Study of proteins may lead to new epilepsy medication

27 Oct 2004

New technology
enabling researchers to measure protein levels in human tissue may lead
to new anti-epileptic drugs, according to research presented to the
annual meeting of the Society for Neuroscience.

Qiang Gu, assistant professor of neurobiology and anatomy at Wake Forest Baptist Medical Center,
told the meeting that there are about 30,000 different genes, however,
little is known about the hundreds of thousands of proteins that are
manufactured by genes. However, a study being led by Gu is measuring
levels of more than 500 different proteins in tissue samples to see if
certain proteins are increased or decreased in patients with
Alzheimer's disease and epilepsy.
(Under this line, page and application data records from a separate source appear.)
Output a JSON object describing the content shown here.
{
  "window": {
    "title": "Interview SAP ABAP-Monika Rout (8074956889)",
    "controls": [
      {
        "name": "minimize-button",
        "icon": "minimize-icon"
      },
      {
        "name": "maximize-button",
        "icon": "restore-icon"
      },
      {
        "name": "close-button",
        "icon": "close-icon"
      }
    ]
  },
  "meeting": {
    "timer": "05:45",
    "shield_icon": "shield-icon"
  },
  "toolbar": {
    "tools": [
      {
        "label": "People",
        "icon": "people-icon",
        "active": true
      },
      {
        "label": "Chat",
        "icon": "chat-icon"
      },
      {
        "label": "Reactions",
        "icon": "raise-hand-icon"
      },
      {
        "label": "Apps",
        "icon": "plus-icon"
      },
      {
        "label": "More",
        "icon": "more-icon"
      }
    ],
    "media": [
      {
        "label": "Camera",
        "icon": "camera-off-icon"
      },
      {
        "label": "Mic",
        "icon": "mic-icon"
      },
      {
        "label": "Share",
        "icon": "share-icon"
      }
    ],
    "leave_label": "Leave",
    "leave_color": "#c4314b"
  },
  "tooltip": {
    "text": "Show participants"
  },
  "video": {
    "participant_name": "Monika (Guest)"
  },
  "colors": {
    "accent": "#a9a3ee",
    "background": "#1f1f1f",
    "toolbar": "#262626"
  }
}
If this happens then this would
suggest new targets for medication.

the study, the researchers focused on patients whose seizures could not
be controlled with medication who had surgery to remove a small portion
of their temporal lobes, the part of the brain where the seizures
originated. Tissue samples from two of these patients were compared
with tissue samples from subjects of the same age and sex.

revealed that proteins involved in signal transduction - or cell growth
- were increased in the patients with epilepsy. The scientists
identified a specific pathway within cells that uses these proteins.

Professor Gu commented:

results suggest that an increase in signal transduction proteins may
underlie the development of epilepsy. Drugs to inhibit this particular
pathway could one day be a new treatment for epilepsy.'

researchers will continue the work by conducting animal studies to
learn more about the pathway and when the proteins increase. Professor
Gu added:

'If the protein is increased in stages before the onset of epilepsy, perhaps there could be an intervention to prevent it.'